Each of the six foods on the Seder plate has a symbolic reference to the story of the Exodus from Egypt. Many homes own a Seder plate that features six labeled indentations indicating where each food should go; you can also simply place the foods on a plain dish or even a paper plate that has been marked up.
One of the symbolic foods is karpas. This raw green vegetable or herb, often parsley, represents Spring. It is usually eaten dipped in saltwater which symbolizes the tears of the Israelite slaves. Charoset is a mixture of fruit, nuts, and wine; it is meant to represent the mortar used by the slaves in Egypt to build the pyramids.
Maror, or bitter herbs, are eaten to remember the bitter lives endured by the Israelite slaves in Egypt; this is almost always horseradish. A roasted lamb shank, called zeroah, represents both the lamb the Jews sacrificed the eve of the Exodus and the arm of G-d. Eggs also play an important part of the Passover Seder and a roasted egg (betzah) has a place on the Seder plate. It represents the festival offering brought to the Temple in ancient Jerusalem as well as Spring and renewal.
Passover Ritual Food and Drink
In addition to the Seder plate, three matzot, and the cups for Elijah and Miryam, there are a few additional symbolic foods and drink present at the Passover Seder. Found in the Haggadah is mention of the korech, a "sandwich" made of matzo and maror, originated by the renowned sage Hillel. Sometimes families include a bit of charoset in the sandwich. Many families also have the tradition to serve hard-boiled eggs in saltwater at the start of the festive meal, because eggs are symbolic of the cycle of life.
When it comes to the type of matzo, many people use shmurah matzo—literally meaning guarded matzo—which is supervised from the time of harvest through baking to ensure that the grain never comes in contact with water or ferments, which would render it chametz (prohibited foods during Passover). These matzot are handmade and have a distinctive round shape, sturdier texture, and more rustic appearance than machine-made square matzot.
Passover Recipes for the Festive Meal
After the first reading of the Haggadah, a festive kosher-for-Passover meal is eaten.
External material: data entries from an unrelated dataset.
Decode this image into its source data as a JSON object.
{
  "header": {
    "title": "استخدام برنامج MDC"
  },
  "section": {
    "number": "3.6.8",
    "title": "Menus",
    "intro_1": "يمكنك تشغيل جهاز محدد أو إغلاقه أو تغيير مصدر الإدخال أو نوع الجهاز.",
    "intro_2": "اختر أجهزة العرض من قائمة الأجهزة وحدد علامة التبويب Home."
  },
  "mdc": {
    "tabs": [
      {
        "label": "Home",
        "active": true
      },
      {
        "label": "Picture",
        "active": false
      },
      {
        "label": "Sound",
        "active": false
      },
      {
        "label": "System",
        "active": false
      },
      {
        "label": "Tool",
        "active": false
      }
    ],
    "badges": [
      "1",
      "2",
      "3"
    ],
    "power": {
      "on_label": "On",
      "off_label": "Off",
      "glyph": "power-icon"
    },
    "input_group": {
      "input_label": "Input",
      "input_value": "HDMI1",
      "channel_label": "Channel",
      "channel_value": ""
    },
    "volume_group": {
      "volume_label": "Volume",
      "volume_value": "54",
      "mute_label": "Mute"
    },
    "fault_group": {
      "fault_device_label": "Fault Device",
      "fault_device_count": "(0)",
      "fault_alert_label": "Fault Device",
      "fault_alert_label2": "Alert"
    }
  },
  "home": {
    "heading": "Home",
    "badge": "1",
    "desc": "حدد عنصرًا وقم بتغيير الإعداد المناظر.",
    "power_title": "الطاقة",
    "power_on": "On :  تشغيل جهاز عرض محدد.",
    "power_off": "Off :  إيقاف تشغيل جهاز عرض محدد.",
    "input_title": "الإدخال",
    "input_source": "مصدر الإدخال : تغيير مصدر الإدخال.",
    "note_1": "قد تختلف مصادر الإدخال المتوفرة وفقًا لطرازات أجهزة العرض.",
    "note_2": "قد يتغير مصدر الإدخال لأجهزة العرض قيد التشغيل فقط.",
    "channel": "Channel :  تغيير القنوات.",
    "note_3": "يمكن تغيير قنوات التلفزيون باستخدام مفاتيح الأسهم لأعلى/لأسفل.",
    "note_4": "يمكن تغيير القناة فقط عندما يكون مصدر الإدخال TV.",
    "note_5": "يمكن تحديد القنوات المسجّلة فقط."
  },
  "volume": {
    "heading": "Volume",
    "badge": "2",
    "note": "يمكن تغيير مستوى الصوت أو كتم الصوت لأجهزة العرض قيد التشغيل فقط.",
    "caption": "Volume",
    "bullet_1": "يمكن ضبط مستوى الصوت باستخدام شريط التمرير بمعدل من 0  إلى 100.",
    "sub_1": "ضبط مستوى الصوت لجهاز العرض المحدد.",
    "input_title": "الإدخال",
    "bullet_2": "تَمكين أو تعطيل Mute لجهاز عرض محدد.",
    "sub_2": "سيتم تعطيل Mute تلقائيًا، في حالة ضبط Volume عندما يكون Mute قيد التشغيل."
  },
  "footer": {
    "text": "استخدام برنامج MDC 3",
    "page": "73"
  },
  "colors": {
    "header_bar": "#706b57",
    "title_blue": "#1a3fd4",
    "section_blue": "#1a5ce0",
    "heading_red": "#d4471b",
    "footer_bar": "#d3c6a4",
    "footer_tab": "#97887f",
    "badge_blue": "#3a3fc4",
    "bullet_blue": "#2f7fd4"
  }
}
Depending on whether the host is of Ashkenazic or Sephardic origin will determine what types of dishes are served, and what foods are acceptable during Passover (for example, Sephardics eat rice while Ashkenazi do not).
The meal often begins with a soup, such as matzo ball soup, and sometimes an egg drop soup (hard-boiled eggs in cold saltwater). Next is a fish course like gefilte fish. This is a blended mixture of a minced whitefish (such as pike) and onion, seasonings, and herbs that is molded into individual loaves and then poached. It can be sweet or savory and is served with horseradish.
Although you can really serve anything for the Passover dinner—as long as the ingredients are kosher for Passover—there are a few recipes that are traditional. Sweet brisket, for example, made with ingredients like cola or chili sauce, is a quintessential centerpiece, as is a roasted chicken. Since a starch including flour is not permitted, potatoes are a ubiquitous side dish; they can be as simple as roasted potatoes, made into Passover potato latkes, or prepared into a casserole like a kugel.
Although almost any vegetable will do at the Passover meal, there are a few that fall under the category of kitniyot, which includes legumes, beans, peas, rice, millet, corn, and seeds. There are some Ashkenazi Jews who choose not to eat kitniyot (foods that can be pulverized into a flour) on Passover, so peas, corn, and beans may be eliminated from the menu. That still leaves plenty of other choices, though, such as Miriam's red cabbage and colorful cauliflower. Asparagus and artichokes are always a nice idea since they are Spring vegetables.
Dessert can be a little tricky since so many contain flour or rise when baked. However, there are plenty of kosher for Passover and gluten-free cakes and cookies that are delicious and perfect to serve at the end of the festive meal. A dried fruit compote or a fresh berry salad is also a wonderful accompaniment to the dessert selections.